The New Riders of the Purple Sage performed this song during their regular opening for the Grateful Dead. Their version featured Jerry Garcia on pedal steel guitar recreating the signature guitar riff. Their version, much more "countrified" than the single, but not a cover of "Country Honk", either. While at the Filmore East venue, with the accompanying light show, stills of Mick Jagger in concert were projected on to the scrim above the band as they played the more rhythmic intro to the song.
Taj Mahal covered the song on his album Blue Light Boogie. This cover was also played on the House M.D. episode "Sex Kills". Taj Mahal also covered the song on the 1997 tribute album Paint It Blue: Songs of the Rolling Stones.
The Pogues covered the song on their EP "Yeah Yeah Yeah Yeah Yeah".
Def Leppard covered the song in Rare gems: disk 2.
|Song by The Rolling Stones from the album Let It Bleed|
|Released||5 December 1969|
|Recorded||June and October 1969|
|Genre||Country, country rock|
|Let It Bleed track listing|
"Country Honk" is a country version of "Honky Tonk Women", released five months after on the album Let It Bleed.
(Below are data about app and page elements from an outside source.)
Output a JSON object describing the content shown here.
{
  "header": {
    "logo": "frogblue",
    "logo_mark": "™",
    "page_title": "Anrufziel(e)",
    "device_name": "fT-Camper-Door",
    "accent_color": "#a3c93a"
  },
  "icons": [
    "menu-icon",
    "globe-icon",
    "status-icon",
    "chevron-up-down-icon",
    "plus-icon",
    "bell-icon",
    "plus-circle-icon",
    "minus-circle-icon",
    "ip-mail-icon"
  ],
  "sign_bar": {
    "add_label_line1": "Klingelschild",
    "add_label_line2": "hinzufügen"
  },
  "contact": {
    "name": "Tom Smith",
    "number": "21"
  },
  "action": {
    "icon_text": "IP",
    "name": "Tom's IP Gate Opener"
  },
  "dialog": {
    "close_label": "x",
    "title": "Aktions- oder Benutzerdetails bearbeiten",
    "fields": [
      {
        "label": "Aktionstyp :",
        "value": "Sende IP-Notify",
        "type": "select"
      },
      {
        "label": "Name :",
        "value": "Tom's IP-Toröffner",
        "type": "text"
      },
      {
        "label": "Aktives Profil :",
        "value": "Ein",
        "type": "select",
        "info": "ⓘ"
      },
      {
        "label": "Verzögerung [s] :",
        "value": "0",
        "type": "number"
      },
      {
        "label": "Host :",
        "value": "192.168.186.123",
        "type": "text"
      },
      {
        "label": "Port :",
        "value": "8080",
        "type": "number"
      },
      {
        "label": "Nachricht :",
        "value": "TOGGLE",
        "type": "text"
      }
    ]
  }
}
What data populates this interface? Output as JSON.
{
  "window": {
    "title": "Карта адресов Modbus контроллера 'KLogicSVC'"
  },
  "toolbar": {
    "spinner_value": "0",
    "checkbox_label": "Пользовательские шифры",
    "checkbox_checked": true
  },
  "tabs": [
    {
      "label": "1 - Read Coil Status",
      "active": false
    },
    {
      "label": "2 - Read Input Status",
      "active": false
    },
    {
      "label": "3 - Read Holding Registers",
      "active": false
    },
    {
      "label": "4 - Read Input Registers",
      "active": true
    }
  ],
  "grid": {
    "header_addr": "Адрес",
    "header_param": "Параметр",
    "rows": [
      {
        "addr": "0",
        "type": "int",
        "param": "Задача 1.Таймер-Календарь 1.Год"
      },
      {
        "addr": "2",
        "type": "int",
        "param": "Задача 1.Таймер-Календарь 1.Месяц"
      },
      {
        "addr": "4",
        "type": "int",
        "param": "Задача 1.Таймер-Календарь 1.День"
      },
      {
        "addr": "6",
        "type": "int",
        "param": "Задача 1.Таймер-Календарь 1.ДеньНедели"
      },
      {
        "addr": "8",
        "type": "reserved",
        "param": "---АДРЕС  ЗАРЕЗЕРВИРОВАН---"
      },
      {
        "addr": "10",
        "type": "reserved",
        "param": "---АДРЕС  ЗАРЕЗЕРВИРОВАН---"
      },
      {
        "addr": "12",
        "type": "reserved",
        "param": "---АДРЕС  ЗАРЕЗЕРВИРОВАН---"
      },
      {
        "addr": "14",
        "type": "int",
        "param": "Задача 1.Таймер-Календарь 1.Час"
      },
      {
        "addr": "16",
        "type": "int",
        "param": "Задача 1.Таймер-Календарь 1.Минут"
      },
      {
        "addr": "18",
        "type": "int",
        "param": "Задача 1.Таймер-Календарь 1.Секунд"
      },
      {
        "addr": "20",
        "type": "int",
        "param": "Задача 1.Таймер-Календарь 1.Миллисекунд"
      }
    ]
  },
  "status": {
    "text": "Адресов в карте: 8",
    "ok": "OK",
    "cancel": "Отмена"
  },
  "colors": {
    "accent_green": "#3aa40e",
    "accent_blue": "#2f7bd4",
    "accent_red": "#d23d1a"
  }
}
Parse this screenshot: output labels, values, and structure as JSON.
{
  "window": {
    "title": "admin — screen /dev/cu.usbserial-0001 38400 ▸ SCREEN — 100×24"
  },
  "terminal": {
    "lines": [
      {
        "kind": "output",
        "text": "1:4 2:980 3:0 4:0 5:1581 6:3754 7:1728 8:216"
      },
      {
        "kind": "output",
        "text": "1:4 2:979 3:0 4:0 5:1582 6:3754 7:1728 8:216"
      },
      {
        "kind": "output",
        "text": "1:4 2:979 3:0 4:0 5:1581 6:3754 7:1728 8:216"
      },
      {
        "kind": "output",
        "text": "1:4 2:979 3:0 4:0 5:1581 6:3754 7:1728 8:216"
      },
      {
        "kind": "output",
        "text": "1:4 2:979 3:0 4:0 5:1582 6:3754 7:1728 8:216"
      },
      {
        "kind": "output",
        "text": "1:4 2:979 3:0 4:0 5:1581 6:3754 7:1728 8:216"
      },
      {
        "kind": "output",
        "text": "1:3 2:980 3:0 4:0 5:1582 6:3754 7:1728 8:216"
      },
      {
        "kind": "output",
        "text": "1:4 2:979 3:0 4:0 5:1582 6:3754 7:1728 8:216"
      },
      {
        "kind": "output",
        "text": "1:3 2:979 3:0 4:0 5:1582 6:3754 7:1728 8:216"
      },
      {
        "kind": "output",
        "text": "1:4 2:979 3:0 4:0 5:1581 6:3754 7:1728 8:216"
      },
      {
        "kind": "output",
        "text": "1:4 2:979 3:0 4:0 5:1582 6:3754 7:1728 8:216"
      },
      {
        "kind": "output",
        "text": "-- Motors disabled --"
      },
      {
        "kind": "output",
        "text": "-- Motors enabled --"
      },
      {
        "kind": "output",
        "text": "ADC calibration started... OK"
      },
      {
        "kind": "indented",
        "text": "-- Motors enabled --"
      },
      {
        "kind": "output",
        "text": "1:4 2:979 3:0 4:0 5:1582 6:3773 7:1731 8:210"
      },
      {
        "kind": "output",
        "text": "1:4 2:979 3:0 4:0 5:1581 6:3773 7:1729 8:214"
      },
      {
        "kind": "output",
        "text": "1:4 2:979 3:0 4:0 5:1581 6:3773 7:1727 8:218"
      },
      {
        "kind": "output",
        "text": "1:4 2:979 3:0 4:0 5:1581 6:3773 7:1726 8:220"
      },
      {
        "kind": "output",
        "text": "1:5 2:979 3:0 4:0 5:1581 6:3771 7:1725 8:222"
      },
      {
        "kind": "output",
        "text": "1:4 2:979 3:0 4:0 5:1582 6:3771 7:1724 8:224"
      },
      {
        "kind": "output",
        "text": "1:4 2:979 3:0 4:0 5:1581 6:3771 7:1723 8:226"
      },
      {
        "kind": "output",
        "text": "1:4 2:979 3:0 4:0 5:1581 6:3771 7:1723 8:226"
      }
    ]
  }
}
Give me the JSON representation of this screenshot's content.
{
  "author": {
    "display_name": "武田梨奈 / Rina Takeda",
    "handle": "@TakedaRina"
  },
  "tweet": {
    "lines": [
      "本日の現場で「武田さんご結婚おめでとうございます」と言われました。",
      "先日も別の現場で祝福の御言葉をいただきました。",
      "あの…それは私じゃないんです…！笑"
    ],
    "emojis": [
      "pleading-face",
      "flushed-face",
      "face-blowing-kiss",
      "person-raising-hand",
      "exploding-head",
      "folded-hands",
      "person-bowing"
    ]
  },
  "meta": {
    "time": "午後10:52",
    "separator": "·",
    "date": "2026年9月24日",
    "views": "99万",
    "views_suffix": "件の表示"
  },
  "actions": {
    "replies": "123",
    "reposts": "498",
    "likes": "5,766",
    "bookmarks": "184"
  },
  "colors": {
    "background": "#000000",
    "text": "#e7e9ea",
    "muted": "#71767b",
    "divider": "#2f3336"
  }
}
As noted above, the country arrangement was the original concept of "Honky Tonk Women".
According to some sources "Country Honk" was recorded at the Elektra recording studio in Los Angeles. Byron Berline played the fiddle on the track, and has said that Gram Parsons was responsible for him being chosen for the job (Berline had previously recorded with Parsons' band the Flying Burrito Brothers). Producer Glyn Johns suggested that Berline should record his part on the pavement outside the studio to add ambience to the number. Sam Cutler, the Rolling Stones' tour manager, performed the car horn at the beginning of the track. Nanette Workman performs backing vocals on this version (although the album sleeve credits actress Nanette Newman). Other sources state that "Country Honk" was recorded at Olympic Studiosright after "Honky Tonk Women," with only Berline's fiddle part overdubbed at Elektra Studios; this might be supported by the existence of a bootleg recording that contains neither the fiddle nor Mick Taylor's slide guitar. Richards has repeatedly stated that "Country Honk" is how "Honky Tonk Women" was originally written.
It was this version of the song that was played by Ricky Nelson at the Rock 'n Roll Revival concert at Madison Square Garden on 15 October 1971. As the crowd were expecting traditional rock 'n roll (such as Nelson's older numbers, which he also played at the concert, "Hello Mary Lou" and "She Belongs to Me", and the music of others at the concert such as Chuck Berry, Bo Diddley and Bobby Rydell), they began to boo. While some reports say that the booing was caused by police action in the back of the audience, Nelson took it personally and left the stage. He watched the rest of the concert backstage and did not reappear on stage for the finale. This event was the stimulus for the song "Garden Party", which appeared on the 1972 album of the same name. This is evidenced by the line "then I sang a song about a honky-tonk, and it was time to leave."